Sorry if I hurt anyone's feelings....Just trying to be honest....

Link to comment
Share on other sites

--Hot on your back, on your back- These get twisted into the most sexual thing possible. i.e. Coming hot on your back, On your back, hot and creamy...etc...--

"Hot Behind You!"

"Not on the first date!"

was always a popular one.

Link to comment
Share on other sites

At one of the places where i worked, if we needed something on the fly (a kitchen phrase in its own right) we'd suggest that someone send that dish to chef mike, or the microwave. Other phrases for this where 'give it a whirl' (pretty standard) 'take her for a dance' (variation on a theme) and my favorite 'time for some nuclear magic'.

When i'd just gotten out of high school and was working at a deli we had a code for any time that some uber hot goddess was standing at the counter, someone would just yell 'I need a favor over here' which eventually was just shortened to someone yelling 'favor' and every guy would turn his head. Then we realized that there was a pickup bell next to the regester that the boss had installed with the place and never used and that became the 'favor' bell.
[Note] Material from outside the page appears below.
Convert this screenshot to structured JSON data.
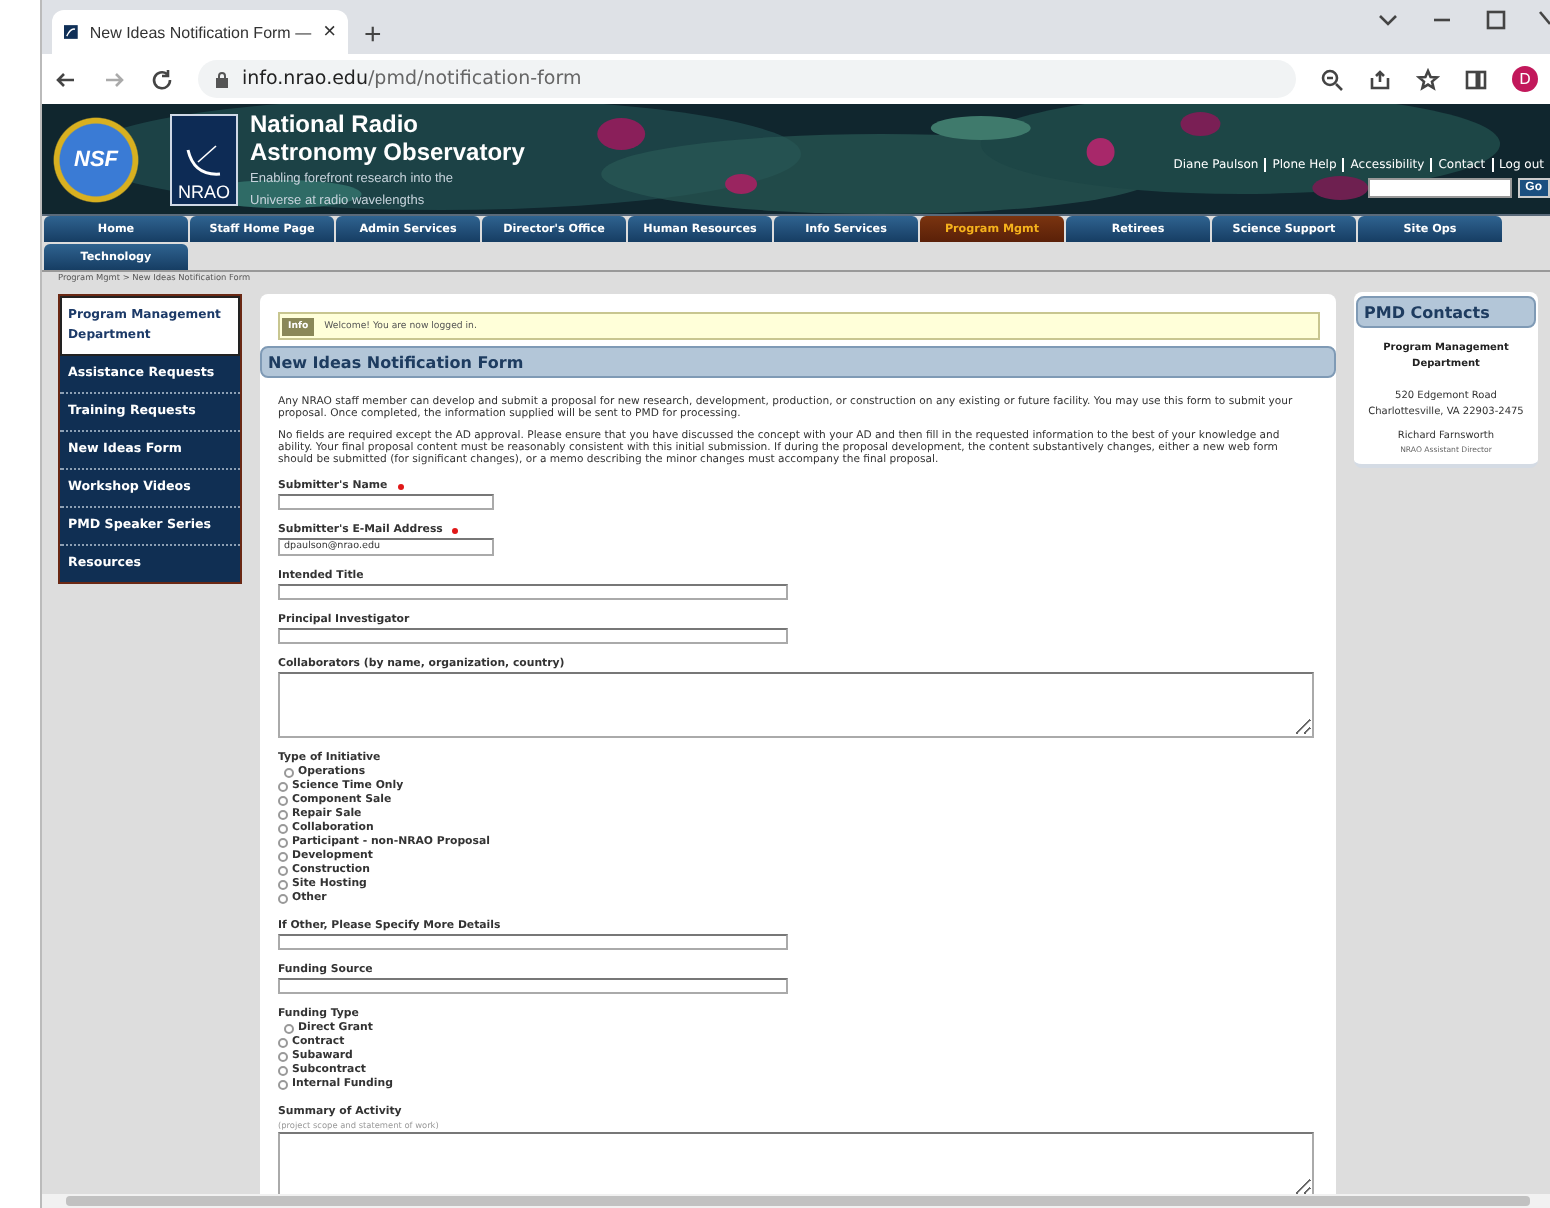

Milford and Mildred meant a couple of bluehaired, blue-plate, earlybird types.

Anytime anyone bumped into anyone it was "woah, i hardly know you." "you have to buy me a meal first" that sorta thing.
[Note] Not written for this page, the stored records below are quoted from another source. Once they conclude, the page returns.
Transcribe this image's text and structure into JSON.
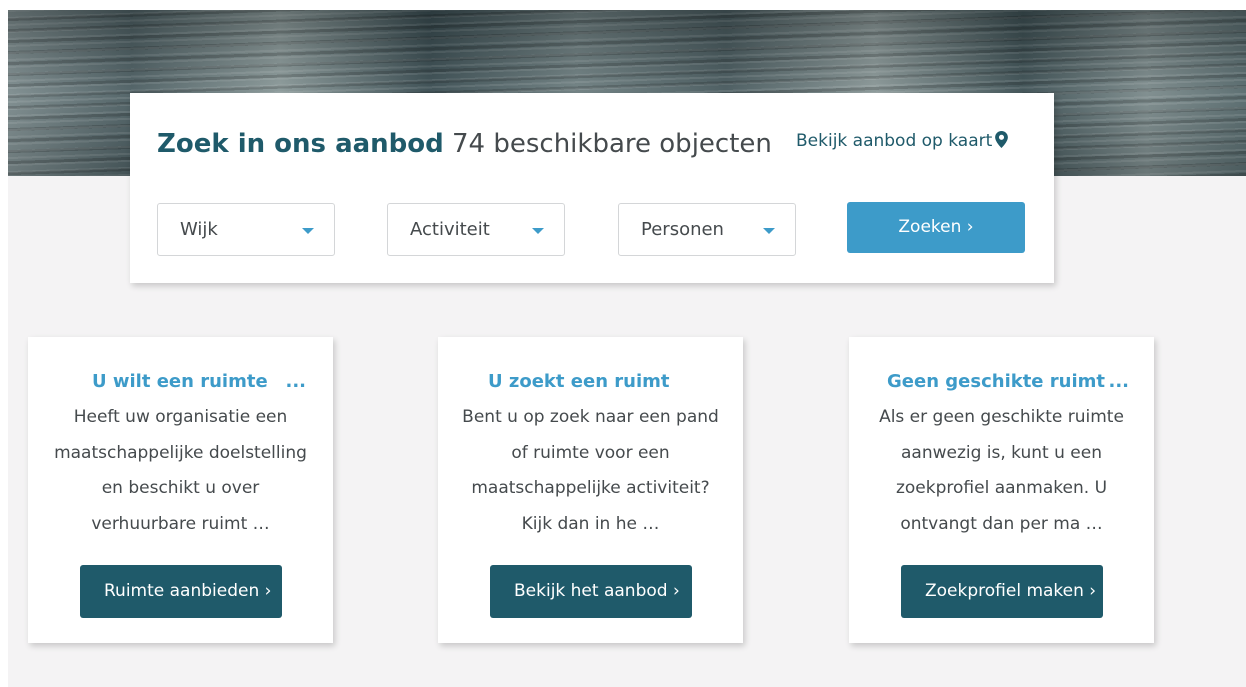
{
  "search": {
    "title_strong": "Zoek in ons aanbod",
    "title_count": "74 beschikbare objecten",
    "map_link": "Bekijk aanbod op kaart",
    "map_icon": "map-marker-icon",
    "filters": [
      {
        "label": "Wijk"
      },
      {
        "label": "Activiteit"
      },
      {
        "label": "Personen"
      }
    ],
    "submit_label": "Zoeken ›"
  },
  "cards": [
    {
      "title": "U wilt een ruimte",
      "title_ellipsis": "...",
      "text": "Heeft uw organisatie een maatschappelijke doelstelling en beschikt u over verhuurbare ruimt …",
      "button": "Ruimte aanbieden ›"
    },
    {
      "title": "U zoekt een ruimt",
      "title_ellipsis": "",
      "text": "Bent u op zoek naar een pand of ruimte voor een maatschappelijke activiteit? Kijk dan in he …",
      "button": "Bekijk het aanbod ›"
    },
    {
      "title": "Geen geschikte ruimt",
      "title_ellipsis": "...",
      "text": "Als er geen geschikte ruimte aanwezig is, kunt u een zoekprofiel aanmaken. U ontvangt dan per ma …",
      "button": "Zoekprofiel maken ›"
    }
  ],
  "colors": {
    "primary_dark": "#1f5a6a",
    "accent_blue": "#3d9bc9",
    "background": "#f4f3f4"
  }
}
'This steak (or fish or whatever) is startin' to get a tan' any time a dish sat too long in the pass

When I was expo-ing at my last job I used to ask if 'we could please get some f-ing dishes out before the dining room started looking like a sally struthers commercial'

if someone made a huge portion we'd of course ask if their mother was in the house tonight.

I loved working with oldschool italian dudes that would say stuff like 'ah fangoul' (sorry for the spelling) when they got weeded, and 'monge away' if you wanted to grab a bite to eat and 'what are you animali?'

OH, and my favorite all time, hands down kitchen phrase is the simple but elloquent 'Bang it out'. It's as versatile as the F word. 'I'm gonna go bang it out' 'Come on guys let's bang it out' 'Don't worry chef, i'm bangin' that out right now' 'I gotta finish this and then i'll go bang it out' and if someone's drag-assing (another word i like) just yelling 'BANG IT OUT!'. On this phrase i actually have a question. Has bang it out been around forever? Can anyone else confirm its existance before 2000ish? Is it common in other kitchens? Or do i just bring it with me to every job i work?

plus vite, encore plus vite

Link to comment
Share on other sites

In the Casino we had a code for when any of the big bosses were around, someone would yell "Need a cheeseburger" if the Exec Sous was walking through the doors. Our exec chef who was big as a house was a Triple Whopper. I'm amazed that they never caught on why someone would be ordering a cheeseburger in a gourmet outlet.

Link to comment
Share on other sites


  • Create New...